The post-election map showing the red states and the blue states is a rendering of how our electoral college voted. The flaw of the electoral college is that it doesn't really represent the people of the state. There is no RED state or BLUE state, per se, but are there purple states?
My friend Mark insists there is little or no blending in America. We are not so much purple as a collection of reds and blues.
Who's correct? Who knows? Likely, everyone is correct.
Reprinted from boingboing.net without permission
Reprinted without permission
Wednesday, November 3, 2004
Reader Jeff Culver in Seattle says:
"I was thinking today about how the 'red v. blue' states graphic is really misleading considering the slim margins that the candidates won some of those states by, so I sat down and created the map that's attached. In the dozens of hours I've been watching the news I haven't seen one like it, but thought that you and the BoingBoing readers might find it interesting. I think it definitely portrays our fellow states far differently than the extreme way we've been seeing to date."
Link to full-size image. Nod also to Siege, who also thought of this months ago and posted a similar graphic on his blog at Nerve.
BoingBoing reader Bill says,

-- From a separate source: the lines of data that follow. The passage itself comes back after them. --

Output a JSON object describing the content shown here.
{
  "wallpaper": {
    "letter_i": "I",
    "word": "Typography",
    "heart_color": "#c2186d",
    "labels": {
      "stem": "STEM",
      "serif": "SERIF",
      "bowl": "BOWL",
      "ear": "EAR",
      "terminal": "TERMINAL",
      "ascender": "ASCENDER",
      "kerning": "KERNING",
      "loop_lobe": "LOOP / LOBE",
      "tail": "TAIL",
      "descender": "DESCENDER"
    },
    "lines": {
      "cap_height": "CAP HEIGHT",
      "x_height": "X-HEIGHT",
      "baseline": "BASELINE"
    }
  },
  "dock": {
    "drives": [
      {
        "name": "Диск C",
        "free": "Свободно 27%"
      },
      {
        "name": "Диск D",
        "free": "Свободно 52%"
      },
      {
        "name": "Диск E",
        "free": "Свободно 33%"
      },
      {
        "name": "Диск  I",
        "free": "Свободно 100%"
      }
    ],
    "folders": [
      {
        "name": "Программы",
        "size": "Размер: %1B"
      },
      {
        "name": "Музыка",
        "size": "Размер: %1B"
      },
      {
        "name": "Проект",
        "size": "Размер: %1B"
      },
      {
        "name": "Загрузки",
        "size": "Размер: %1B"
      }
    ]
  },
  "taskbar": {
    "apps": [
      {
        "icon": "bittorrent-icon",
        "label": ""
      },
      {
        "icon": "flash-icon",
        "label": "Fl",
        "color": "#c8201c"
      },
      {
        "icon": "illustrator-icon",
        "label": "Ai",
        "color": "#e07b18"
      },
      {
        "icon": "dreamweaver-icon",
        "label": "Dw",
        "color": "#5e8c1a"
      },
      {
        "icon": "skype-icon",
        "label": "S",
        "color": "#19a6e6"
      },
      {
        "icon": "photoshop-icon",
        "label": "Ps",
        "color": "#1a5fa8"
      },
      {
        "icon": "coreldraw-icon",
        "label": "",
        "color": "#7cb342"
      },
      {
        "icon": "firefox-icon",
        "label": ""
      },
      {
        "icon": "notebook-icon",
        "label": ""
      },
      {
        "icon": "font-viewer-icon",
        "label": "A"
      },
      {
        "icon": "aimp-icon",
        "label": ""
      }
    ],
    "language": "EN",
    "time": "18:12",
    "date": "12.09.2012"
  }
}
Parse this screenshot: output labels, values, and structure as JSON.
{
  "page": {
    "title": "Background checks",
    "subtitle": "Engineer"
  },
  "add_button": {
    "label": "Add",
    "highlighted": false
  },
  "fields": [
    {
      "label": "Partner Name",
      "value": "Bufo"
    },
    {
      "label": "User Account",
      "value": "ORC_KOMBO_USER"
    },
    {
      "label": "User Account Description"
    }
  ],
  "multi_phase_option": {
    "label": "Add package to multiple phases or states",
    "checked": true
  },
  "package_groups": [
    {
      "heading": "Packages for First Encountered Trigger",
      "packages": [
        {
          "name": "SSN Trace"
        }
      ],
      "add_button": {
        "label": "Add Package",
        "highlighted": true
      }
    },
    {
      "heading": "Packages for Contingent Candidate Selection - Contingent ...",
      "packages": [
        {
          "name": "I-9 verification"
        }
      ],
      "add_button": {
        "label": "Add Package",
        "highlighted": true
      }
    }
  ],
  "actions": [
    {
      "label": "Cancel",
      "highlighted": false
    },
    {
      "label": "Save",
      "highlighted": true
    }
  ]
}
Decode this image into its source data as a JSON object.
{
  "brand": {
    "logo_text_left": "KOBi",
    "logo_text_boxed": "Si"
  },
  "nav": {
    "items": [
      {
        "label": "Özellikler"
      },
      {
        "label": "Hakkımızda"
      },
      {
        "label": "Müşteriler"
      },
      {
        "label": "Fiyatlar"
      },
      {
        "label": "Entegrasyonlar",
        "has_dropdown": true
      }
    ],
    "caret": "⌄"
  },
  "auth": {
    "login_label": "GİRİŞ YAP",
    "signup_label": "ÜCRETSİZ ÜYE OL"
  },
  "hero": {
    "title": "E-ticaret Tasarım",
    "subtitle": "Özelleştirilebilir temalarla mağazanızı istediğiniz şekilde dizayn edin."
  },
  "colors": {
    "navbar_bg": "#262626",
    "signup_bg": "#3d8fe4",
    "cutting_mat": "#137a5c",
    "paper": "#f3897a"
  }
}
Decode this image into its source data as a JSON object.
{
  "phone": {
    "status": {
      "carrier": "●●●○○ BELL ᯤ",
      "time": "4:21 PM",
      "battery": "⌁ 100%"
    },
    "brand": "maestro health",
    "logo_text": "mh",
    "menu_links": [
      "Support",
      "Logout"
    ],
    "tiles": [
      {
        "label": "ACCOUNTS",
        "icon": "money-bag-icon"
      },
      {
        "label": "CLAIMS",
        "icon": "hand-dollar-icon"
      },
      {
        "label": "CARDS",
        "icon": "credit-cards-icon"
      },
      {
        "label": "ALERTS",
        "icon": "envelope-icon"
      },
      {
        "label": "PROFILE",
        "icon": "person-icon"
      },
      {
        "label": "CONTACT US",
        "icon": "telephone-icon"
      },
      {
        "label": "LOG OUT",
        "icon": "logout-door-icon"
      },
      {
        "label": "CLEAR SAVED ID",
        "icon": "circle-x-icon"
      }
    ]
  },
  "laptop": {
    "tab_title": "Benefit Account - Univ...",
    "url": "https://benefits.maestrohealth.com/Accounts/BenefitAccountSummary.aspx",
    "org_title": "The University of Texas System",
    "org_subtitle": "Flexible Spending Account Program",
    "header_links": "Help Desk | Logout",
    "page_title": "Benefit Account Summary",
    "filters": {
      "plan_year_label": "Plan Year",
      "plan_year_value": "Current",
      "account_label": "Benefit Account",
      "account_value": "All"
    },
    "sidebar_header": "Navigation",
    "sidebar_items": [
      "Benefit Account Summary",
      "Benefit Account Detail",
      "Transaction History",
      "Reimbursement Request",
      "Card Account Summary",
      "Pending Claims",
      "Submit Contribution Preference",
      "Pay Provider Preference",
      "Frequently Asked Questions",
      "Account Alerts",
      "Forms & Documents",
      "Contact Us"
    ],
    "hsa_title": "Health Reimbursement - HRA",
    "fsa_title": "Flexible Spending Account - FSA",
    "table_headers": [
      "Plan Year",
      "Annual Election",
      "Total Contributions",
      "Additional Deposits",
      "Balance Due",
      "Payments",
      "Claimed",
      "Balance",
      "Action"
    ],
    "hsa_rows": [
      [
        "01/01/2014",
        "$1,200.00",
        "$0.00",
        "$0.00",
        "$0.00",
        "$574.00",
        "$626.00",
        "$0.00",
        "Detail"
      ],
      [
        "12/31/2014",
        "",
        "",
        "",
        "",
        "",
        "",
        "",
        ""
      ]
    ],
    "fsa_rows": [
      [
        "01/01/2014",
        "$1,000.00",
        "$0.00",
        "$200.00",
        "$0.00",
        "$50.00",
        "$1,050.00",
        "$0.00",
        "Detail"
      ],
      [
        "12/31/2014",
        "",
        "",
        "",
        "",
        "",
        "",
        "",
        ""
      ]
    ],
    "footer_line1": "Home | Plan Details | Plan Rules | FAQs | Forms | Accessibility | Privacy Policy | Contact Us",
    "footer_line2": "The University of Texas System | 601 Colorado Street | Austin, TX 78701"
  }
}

"In contrast to your purple map, USA Today has published a country map broken down by county that shows where each party won. It's an even more depressing sea of red than the full US map, but clearly shows how the city folk liked the Dems and the rural folk liked the Reps this time around. Population difference is slight, land area difference is huge."